> Element data from apps and pages
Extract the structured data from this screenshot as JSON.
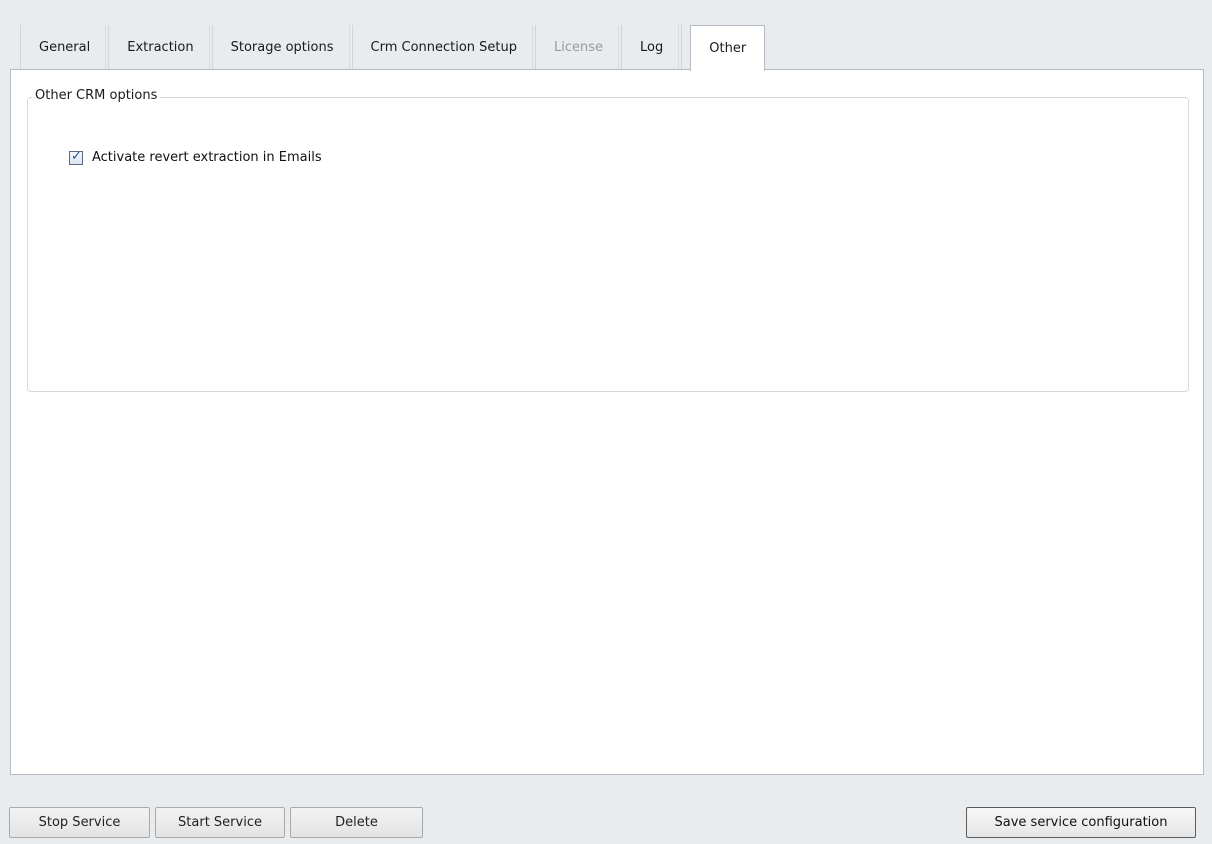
{
  "tabs": [
    {
      "label": "General",
      "state": "normal"
    },
    {
      "label": "Extraction",
      "state": "normal"
    },
    {
      "label": "Storage options",
      "state": "normal"
    },
    {
      "label": "Crm Connection Setup",
      "state": "normal"
    },
    {
      "label": "License",
      "state": "disabled"
    },
    {
      "label": "Log",
      "state": "normal"
    },
    {
      "label": "Other",
      "state": "active"
    }
  ],
  "panel": {
    "group_title": "Other CRM options",
    "checkbox": {
      "label": "Activate revert extraction in Emails",
      "checked": true
    }
  },
  "buttons": {
    "stop_service": "Stop Service",
    "start_service": "Start Service",
    "delete": "Delete",
    "save_configuration": "Save service configuration"
  },
  "colors": {
    "window_bg": "#e9ecee",
    "panel_bg": "#ffffff",
    "disabled_text": "#9a9a9a",
    "checkmark": "#2a4f8f"
  }
}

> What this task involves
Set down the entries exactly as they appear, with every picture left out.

> Exercise answer
Extract the structured data from this screenshot as JSON.
{
  "tabs": [
    {
      "label": "General",
      "state": "normal"
    },
    {
      "label": "Extraction",
      "state": "normal"
    },
    {
      "label": "Storage options",
      "state": "normal"
    },
    {
      "label": "Crm Connection Setup",
      "state": "normal"
    },
    {
      "label": "License",
      "state": "disabled"
    },
    {
      "label": "Log",
      "state": "normal"
    },
    {
      "label": "Other",
      "state": "active"
    }
  ],
  "panel": {
    "group_title": "Other CRM options",
    "checkbox": {
      "label": "Activate revert extraction in Emails",
      "checked": true
    }
  },
  "buttons": {
    "stop_service": "Stop Service",
    "start_service": "Start Service",
    "delete": "Delete",
    "save_configuration": "Save service configuration"
  },
  "colors": {
    "window_bg": "#e9ecee",
    "panel_bg": "#ffffff",
    "disabled_text": "#9a9a9a",
    "checkmark": "#2a4f8f"
  }
}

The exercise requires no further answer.